Exercise objective: Return the full listing, character for character.
• • •
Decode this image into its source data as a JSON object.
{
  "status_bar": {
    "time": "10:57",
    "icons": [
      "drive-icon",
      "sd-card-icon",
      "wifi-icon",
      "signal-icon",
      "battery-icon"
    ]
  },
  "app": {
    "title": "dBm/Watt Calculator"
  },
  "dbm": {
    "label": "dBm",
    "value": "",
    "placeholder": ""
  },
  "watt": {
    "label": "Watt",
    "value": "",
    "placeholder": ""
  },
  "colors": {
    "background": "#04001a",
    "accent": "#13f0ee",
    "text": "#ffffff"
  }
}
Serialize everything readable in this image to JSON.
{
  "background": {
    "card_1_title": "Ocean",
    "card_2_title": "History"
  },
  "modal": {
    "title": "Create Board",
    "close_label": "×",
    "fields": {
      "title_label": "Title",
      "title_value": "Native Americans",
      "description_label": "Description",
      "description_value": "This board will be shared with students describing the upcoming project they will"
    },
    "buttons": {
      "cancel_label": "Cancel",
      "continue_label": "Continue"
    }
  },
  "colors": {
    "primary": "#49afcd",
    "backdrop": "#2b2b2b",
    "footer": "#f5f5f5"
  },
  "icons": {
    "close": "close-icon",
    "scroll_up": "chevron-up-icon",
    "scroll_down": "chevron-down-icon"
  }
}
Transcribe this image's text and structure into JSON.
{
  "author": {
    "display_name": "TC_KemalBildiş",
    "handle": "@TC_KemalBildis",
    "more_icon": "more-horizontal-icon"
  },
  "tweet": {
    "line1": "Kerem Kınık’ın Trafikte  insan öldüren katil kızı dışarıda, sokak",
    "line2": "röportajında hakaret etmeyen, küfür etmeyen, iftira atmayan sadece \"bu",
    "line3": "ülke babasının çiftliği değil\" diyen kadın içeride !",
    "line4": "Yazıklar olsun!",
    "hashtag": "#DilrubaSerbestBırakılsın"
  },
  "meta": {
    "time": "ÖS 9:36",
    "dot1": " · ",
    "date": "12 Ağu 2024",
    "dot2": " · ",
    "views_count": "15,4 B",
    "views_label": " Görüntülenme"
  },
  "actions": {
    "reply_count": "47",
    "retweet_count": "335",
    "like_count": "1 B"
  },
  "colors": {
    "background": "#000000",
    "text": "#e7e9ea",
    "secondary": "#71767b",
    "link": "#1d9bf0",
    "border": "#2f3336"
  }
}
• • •
Answer section:
Decode this image into its source data as a JSON object.
{
  "status_bar": {
    "time": "10:57",
    "icons": [
      "drive-icon",
      "sd-card-icon",
      "wifi-icon",
      "signal-icon",
      "battery-icon"
    ]
  },
  "app": {
    "title": "dBm/Watt Calculator"
  },
  "dbm": {
    "label": "dBm",
    "value": "",
    "placeholder": ""
  },
  "watt": {
    "label": "Watt",
    "value": "",
    "placeholder": ""
  },
  "colors": {
    "background": "#04001a",
    "accent": "#13f0ee",
    "text": "#ffffff"
  }
}
Serialize everything readable in this image to JSON.
{
  "background": {
    "card_1_title": "Ocean",
    "card_2_title": "History"
  },
  "modal": {
    "title": "Create Board",
    "close_label": "×",
    "fields": {
      "title_label": "Title",
      "title_value": "Native Americans",
      "description_label": "Description",
      "description_value": "This board will be shared with students describing the upcoming project they will"
    },
    "buttons": {
      "cancel_label": "Cancel",
      "continue_label": "Continue"
    }
  },
  "colors": {
    "primary": "#49afcd",
    "backdrop": "#2b2b2b",
    "footer": "#f5f5f5"
  },
  "icons": {
    "close": "close-icon",
    "scroll_up": "chevron-up-icon",
    "scroll_down": "chevron-down-icon"
  }
}
Transcribe this image's text and structure into JSON.
{
  "author": {
    "display_name": "TC_KemalBildiş",
    "handle": "@TC_KemalBildis",
    "more_icon": "more-horizontal-icon"
  },
  "tweet": {
    "line1": "Kerem Kınık’ın Trafikte  insan öldüren katil kızı dışarıda, sokak",
    "line2": "röportajında hakaret etmeyen, küfür etmeyen, iftira atmayan sadece \"bu",
    "line3": "ülke babasının çiftliği değil\" diyen kadın içeride !",
    "line4": "Yazıklar olsun!",
    "hashtag": "#DilrubaSerbestBırakılsın"
  },
  "meta": {
    "time": "ÖS 9:36",
    "dot1": " · ",
    "date": "12 Ağu 2024",
    "dot2": " · ",
    "views_count": "15,4 B",
    "views_label": " Görüntülenme"
  },
  "actions": {
    "reply_count": "47",
    "retweet_count": "335",
    "like_count": "1 B"
  },
  "colors": {
    "background": "#000000",
    "text": "#e7e9ea",
    "secondary": "#71767b",
    "link": "#1d9bf0",
    "border": "#2f3336"
  }
}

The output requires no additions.